How to Say Hi in Taiwan: A Guide to Greetings in Mandarin Chinese
Taiwan, an island nation located in East Asia, is known for its vibrant culture and friendly people. If you are planning a trip to Taiwan, it is always helpful to learn a few basic greetings to make your interactions more enjoyable. The official language of Taiwan is Mandarin Chinese, and while English is widely spoken in urban areas, knowing a few key phrases in Mandarin can go a long way in connecting with the locals. In this article, we will guide you through various ways to say “hi” in Taiwan, along with some frequently asked questions to help you navigate the intricacies of greetings in this fascinating country.
1. Ni Hao (你好)
“Ni Hao” is the most common way to say “hi” in Taiwan. It is a versatile phrase that can be used in both formal and informal situations. The literal translation of “Ni Hao” is “you good.” Pronounce it as “nee how.”
2. Zao An (早安)
“Zao An” is used to greet someone in the morning. It translates to “good morning” in English. This greeting is commonly used until around 10 a.m. Pronounce it as “dzow an.”
3. Wan An (晚安)
“Wan An” is the phrase used to say “good night.” It is typically used when bidding farewell in the evening or before going to bed. Pronounce it as “wan an.”
4. Xia Ri Hao (夏日好)
“Xia Ri Hao” is a cheerful way to say “hi” during the summer season. It means “hello, summer” and is a great way to express enthusiasm for the warm weather. Pronounce it as “sha ree how.”
5. Ni Hao Ma? (你好嗎)
“Ni Hao Ma?” is a common way to ask “how are you?” in Taiwan. It shows an interest in the well-being of the person you are greeting. Respond with “Hen Hao” (very good) or “Bu Hao” (not good) depending on how you are feeling. Pronounce it as “nee how ma?”
6. Qing Wen (請問)
“Qing Wen” is a polite way to get someone’s attention or ask for assistance. It translates to “excuse me” or “may I ask” in English. Use this phrase before asking a question or seeking directions. Pronounce it as “ching wen.”
7. Ni Jiao Shenme Mingzi? (你叫什麼名字)
If you want to know someone’s name, you can ask “Ni Jiao Shenme Mingzi?” which means “what is your name?” in Mandarin. This is a courteous way to initiate a conversation and learn more about the person you are speaking to. Pronounce it as “nee jee-ow shen-muh ming-zuh?”
Frequently Asked Questions:
1. Is it necessary to speak Mandarin in Taiwan?
While English is widely spoken in major cities and tourist areas, knowing a few basic Mandarin phrases can greatly enhance your experience in Taiwan. It shows respect for the local culture and helps you connect with the locals on a deeper level.
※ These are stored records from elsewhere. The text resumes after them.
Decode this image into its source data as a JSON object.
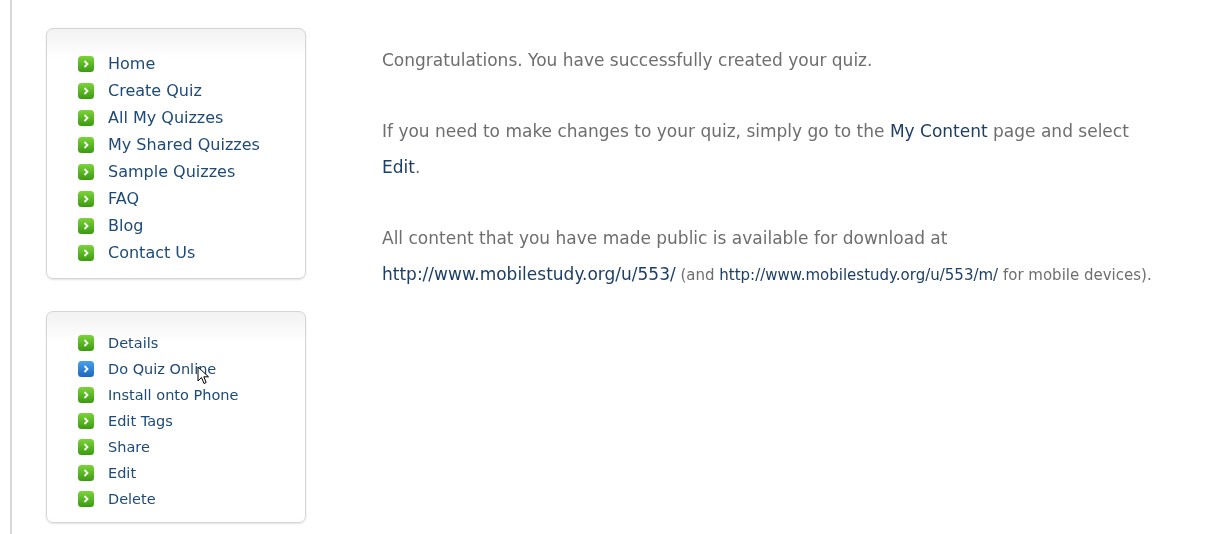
{
  "main_menu": [
    {
      "label": "Home",
      "hovered": false
    },
    {
      "label": "Create Quiz",
      "hovered": false
    },
    {
      "label": "All My Quizzes",
      "hovered": false
    },
    {
      "label": "My Shared Quizzes",
      "hovered": false
    },
    {
      "label": "Sample Quizzes",
      "hovered": false
    },
    {
      "label": "FAQ",
      "hovered": false
    },
    {
      "label": "Blog",
      "hovered": false
    },
    {
      "label": "Contact Us",
      "hovered": false
    }
  ],
  "quiz_menu": [
    {
      "label": "Details",
      "hovered": false
    },
    {
      "label": "Do Quiz Online",
      "hovered": true
    },
    {
      "label": "Install onto Phone",
      "hovered": false
    },
    {
      "label": "Edit Tags",
      "hovered": false
    },
    {
      "label": "Share",
      "hovered": false
    },
    {
      "label": "Edit",
      "hovered": false
    },
    {
      "label": "Delete",
      "hovered": false
    }
  ],
  "paragraphs": [
    [
      {
        "kind": "text",
        "text": "Congratulations. You have successfully created your quiz."
      }
    ],
    [
      {
        "kind": "text",
        "text": "If you need to make changes to your quiz, simply go to the "
      },
      {
        "kind": "link",
        "text": "My Content"
      },
      {
        "kind": "text",
        "text": " page and select "
      },
      {
        "kind": "link",
        "text": "Edit"
      },
      {
        "kind": "text",
        "text": "."
      }
    ],
    [
      {
        "kind": "text",
        "text": "All content that you have made public is available for download at "
      },
      {
        "kind": "link",
        "text": "http://www.mobilestudy.org/u/553/"
      },
      {
        "kind": "note",
        "text": " (and "
      },
      {
        "kind": "note_link",
        "text": "http://www.mobilestudy.org/u/553/m/"
      },
      {
        "kind": "note",
        "text": " for mobile devices)."
      }
    ]
  ]
}
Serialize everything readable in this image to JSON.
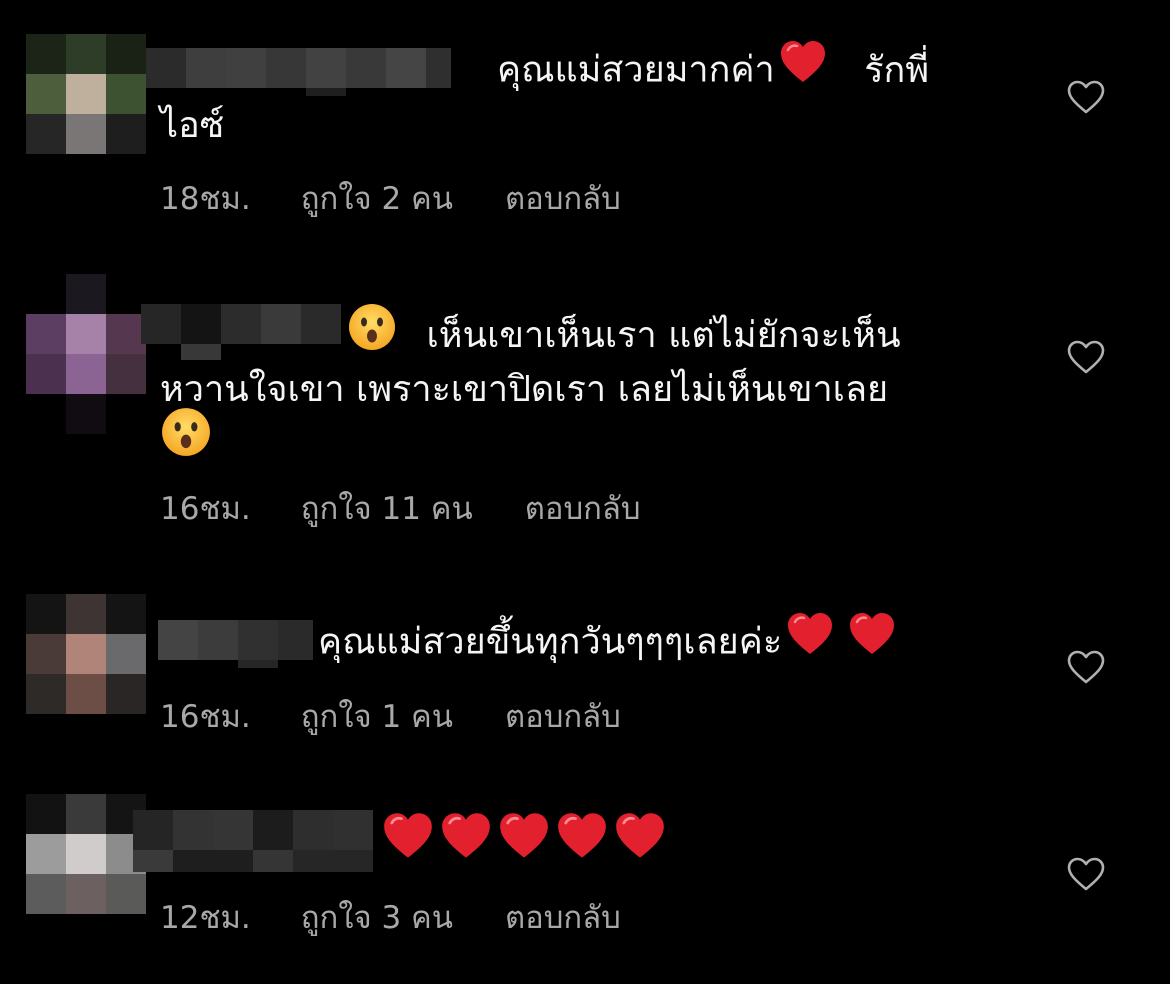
{
  "colors": {
    "background": "#000000",
    "text": "#f5f5f5",
    "meta": "#a8a8a8",
    "heart_emoji": "#e3202e"
  },
  "comments": [
    {
      "line1": "คุณแม่สวยมากค่า",
      "line1_after": "รักพี่",
      "line2": "ไอซ์",
      "time": "18ชม.",
      "likes": "ถูกใจ 2 คน",
      "reply": "ตอบกลับ",
      "emoji": [
        "red-heart"
      ]
    },
    {
      "line1": "เห็นเขาเห็นเรา แต่ไม่ยักจะเห็น",
      "line2": "หวานใจเขา เพราะเขาปิดเรา เลยไม่เห็นเขาเลย",
      "time": "16ชม.",
      "likes": "ถูกใจ 11 คน",
      "reply": "ตอบกลับ",
      "emoji": [
        "hushed-face",
        "hushed-face"
      ]
    },
    {
      "line1": "คุณแม่สวยขึ้นทุกวันๆๆๆเลยค่ะ",
      "time": "16ชม.",
      "likes": "ถูกใจ 1 คน",
      "reply": "ตอบกลับ",
      "emoji": [
        "red-heart",
        "red-heart"
      ]
    },
    {
      "time": "12ชม.",
      "likes": "ถูกใจ 3 คน",
      "reply": "ตอบกลับ",
      "emoji": [
        "red-heart",
        "red-heart",
        "red-heart",
        "red-heart",
        "red-heart"
      ]
    }
  ],
  "icons": {
    "like": "heart-outline-icon"
  }
}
2. Are there any cultural norms when greeting someone in Taiwan?
When greeting someone in Taiwan, it is customary to offer a slight nod or bow while saying “Ni Hao.” Handshakes are less common, especially when meeting someone for the first time. However, in more formal settings, a handshake may be appropriate.
3. Can I use “Ni Hao” to greet elders?
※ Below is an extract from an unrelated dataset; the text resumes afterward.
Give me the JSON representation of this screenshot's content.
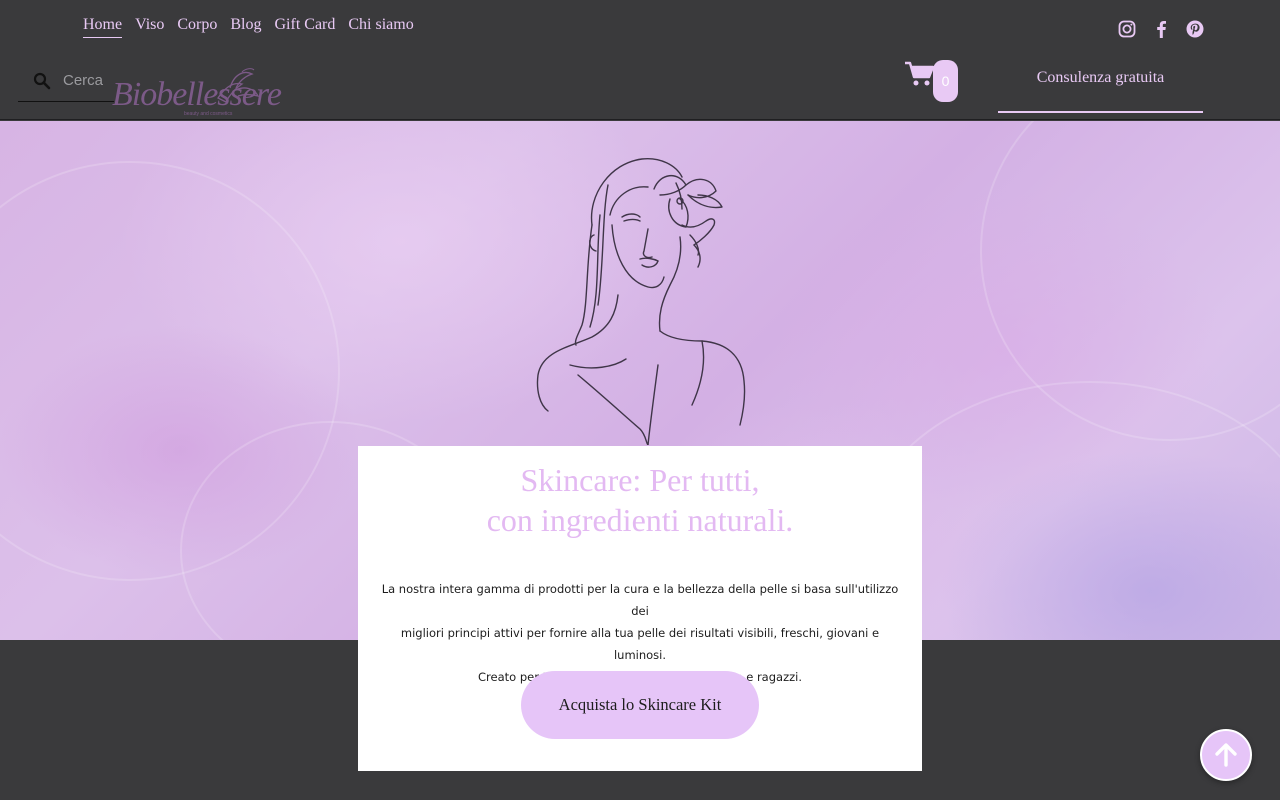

When interacting with older individuals or those in a position of authority, it is respectful to use more formal greetings. “Ni Hao” is generally acceptable, but you can also use “Lao Shi Hao” (老師好) when addressing teachers or “Xian Sheng Hao” (先生好) when greeting older men.
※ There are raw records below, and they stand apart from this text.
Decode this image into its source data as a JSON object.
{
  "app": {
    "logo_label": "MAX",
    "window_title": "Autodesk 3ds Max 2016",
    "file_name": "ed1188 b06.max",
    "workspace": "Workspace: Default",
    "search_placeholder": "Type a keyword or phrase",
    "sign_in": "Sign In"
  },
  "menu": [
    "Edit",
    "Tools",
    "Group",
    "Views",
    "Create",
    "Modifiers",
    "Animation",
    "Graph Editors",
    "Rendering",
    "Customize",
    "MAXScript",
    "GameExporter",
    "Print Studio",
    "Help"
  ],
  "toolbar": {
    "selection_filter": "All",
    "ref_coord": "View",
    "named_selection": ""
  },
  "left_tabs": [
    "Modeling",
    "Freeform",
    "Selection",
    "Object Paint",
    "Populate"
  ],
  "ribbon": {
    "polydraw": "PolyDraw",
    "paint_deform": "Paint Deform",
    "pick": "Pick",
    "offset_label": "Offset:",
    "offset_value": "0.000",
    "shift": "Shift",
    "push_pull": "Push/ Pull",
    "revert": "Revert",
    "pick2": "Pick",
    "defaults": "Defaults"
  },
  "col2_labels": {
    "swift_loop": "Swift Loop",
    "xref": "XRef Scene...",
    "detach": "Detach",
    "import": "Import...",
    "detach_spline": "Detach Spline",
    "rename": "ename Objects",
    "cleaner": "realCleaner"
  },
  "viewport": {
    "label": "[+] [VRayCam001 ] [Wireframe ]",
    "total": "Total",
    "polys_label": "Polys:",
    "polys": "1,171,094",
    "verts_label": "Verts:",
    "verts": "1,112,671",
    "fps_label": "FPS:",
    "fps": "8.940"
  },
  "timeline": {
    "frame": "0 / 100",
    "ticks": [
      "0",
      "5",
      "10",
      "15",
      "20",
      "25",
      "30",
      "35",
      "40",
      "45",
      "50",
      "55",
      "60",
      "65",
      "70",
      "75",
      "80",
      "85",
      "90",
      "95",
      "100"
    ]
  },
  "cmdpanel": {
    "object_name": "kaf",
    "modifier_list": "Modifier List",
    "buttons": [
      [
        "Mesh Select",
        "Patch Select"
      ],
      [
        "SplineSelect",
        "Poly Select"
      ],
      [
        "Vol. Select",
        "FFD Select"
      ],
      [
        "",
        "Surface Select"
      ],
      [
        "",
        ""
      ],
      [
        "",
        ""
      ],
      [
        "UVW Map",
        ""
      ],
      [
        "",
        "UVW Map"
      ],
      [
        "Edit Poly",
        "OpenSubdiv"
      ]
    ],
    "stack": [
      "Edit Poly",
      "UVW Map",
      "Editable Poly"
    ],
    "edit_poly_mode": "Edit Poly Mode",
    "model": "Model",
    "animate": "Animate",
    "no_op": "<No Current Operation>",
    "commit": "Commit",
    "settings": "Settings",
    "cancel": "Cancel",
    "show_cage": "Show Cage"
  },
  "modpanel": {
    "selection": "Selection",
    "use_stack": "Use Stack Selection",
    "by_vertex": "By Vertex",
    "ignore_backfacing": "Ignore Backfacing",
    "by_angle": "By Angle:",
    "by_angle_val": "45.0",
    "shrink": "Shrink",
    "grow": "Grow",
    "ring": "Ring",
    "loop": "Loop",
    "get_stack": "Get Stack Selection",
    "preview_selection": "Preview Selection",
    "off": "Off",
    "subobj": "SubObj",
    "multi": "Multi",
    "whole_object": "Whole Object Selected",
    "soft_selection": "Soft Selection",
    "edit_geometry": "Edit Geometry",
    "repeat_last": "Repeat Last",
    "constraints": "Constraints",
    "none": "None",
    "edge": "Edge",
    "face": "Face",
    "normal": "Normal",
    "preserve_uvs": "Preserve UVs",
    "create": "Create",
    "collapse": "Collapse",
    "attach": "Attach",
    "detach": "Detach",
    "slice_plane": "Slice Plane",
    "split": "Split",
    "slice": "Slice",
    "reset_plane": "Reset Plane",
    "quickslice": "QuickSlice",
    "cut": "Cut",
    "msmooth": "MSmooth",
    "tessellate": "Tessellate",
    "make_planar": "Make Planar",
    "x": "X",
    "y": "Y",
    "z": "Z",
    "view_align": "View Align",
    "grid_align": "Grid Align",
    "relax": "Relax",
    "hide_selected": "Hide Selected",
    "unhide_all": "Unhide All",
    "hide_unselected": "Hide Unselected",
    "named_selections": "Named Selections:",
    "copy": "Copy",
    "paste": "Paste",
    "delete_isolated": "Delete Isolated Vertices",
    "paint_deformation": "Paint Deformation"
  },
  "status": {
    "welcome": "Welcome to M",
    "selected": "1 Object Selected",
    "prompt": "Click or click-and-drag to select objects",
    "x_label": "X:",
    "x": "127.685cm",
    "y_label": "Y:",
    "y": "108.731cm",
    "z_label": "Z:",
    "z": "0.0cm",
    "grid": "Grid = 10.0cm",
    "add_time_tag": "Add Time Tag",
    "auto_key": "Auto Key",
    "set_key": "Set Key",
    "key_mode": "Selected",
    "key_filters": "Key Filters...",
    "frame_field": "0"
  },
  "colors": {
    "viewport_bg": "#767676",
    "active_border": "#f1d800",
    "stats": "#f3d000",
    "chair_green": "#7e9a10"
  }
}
4. Are there any other greetings specific to certain occasions?
Yes, during the lunar new year, it is customary to say “Xin Nian Kuai Le” (新年快樂), which translates to “Happy New Year.” Additionally, during the Mid-Autumn Festival, you can greet others with “Zhong Qiu Kuai Le” (中秋快樂), meaning “Happy Mid-Autumn Festival.”
5. Should I learn to write the greetings in Mandarin characters?
While it is not necessary to learn how to write Mandarin characters, it can be helpful to recognize them. This will enable you to read signs, menus, and other written materials during your visit to Taiwan.
6. How do I respond when someone greets me?
When someone says “Ni Hao” or any other greeting to you, the appropriate response is to say the same greeting back. For example, if someone says “Ni Hao,” you can reply with “Ni Hao” or “Ni Hao Ma?”
7. What other phrases should I learn besides greetings?
In addition to greetings, it is helpful to learn phrases like “Xiexie” (thank you), “Bu Yao” (no, don’t want), and “Zai Jian” (goodbye). These basic phrases will come in handy during your interactions with locals.
In conclusion, learning how to say “hi” in Taiwan is a simple yet essential part of immersing yourself in the local culture. The phrases mentioned in this article will help you build connections, show respect, and enhance your overall experience while visiting this beautiful island. So, practice these greetings and get ready to embark on a memorable journey in Taiwan!